"Jimmy" (The League of Extraordinary Gentlemen)Edit
In the comic book series The League of Extraordinary Gentlemen by Alan Moore and Kevin O'Neill, a character named "Jimmy" appears as an antagonist in the graphic novel Black Dossier . Because the series shifted to a mid-20th century setting where public domain characters are less common (the concept of the series strongly relies on crossing-over countless works of fiction), Alan Moore became more creative in using copyrighted characters without referring to their names directly and leaving their backstories vague in order to avoid copyright issues with the owners of those copyrights. An MI5 agent, Jimmy is the grandson of Campion Bond (a character from the first two volumes) and is identifiable as Ian Fleming's Bond with his metal cigarette-holder, love for vodka martinis and a facial scar.
In Black Dossier, it is revealed that he's knighted by Her Majesty for some actions he didn't take by himself. The character is always referred to as Sir Jimmy, and is described as an incompetent bungler, a cowardly liar, and a sadistic rapist.
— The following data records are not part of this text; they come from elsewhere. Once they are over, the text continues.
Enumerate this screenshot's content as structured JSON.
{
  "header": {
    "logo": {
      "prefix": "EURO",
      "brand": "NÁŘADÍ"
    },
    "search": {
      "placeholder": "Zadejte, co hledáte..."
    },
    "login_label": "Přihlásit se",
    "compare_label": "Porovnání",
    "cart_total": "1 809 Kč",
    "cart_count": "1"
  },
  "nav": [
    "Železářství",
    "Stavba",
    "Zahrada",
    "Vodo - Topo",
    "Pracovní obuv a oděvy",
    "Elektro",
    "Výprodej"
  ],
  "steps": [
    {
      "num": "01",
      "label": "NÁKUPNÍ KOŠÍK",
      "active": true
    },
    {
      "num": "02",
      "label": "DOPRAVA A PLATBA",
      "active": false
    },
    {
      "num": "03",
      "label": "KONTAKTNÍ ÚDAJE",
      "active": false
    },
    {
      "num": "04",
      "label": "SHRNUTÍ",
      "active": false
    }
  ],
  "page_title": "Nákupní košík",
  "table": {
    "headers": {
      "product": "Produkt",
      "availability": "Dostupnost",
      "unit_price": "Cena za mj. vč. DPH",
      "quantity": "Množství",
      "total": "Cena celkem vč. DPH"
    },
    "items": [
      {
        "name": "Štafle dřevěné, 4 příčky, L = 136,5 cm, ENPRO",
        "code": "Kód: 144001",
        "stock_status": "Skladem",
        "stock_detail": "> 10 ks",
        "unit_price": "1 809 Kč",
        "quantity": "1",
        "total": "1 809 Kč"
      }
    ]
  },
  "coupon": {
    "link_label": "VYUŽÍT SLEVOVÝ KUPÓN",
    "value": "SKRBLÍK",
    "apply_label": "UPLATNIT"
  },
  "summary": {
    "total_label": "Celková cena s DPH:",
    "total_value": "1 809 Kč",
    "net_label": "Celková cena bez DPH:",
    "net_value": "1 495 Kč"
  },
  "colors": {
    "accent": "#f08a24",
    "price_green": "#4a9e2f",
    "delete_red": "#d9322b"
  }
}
Betraying his country, he worked for the Americans as a double agent. However, by 2009 (Volume III: Century 2009), he is still a national treasure. Now, elderly he has been replaced by a succession of namesakes, each of whom are modeled after the official Bond actors; Sean Connery (J1), George Lazenby (J2), Roger Moore (J3), Timothy Dalton (J4), Pierce Brosnan (J5) and Daniel Craig (J6). It appears that the head of MI6 is Emma Peel (under the pseudonym "Emma Night"), a character that is originally played by a Bond alumni, Diana Rigg in The Avengers. She bears resemblance to an aged Diana Rigg in the mould of Judi Dench (who was "M" by that time) in order to get in touch with the current James Bond films.
The inclusion of James Bond as an antagonist is likely a satirical criticism of the casting of Sean Connery in the 2003 The League of Extraordinary Gentlemen film , which the comic's creators strongly disliked along with most critics.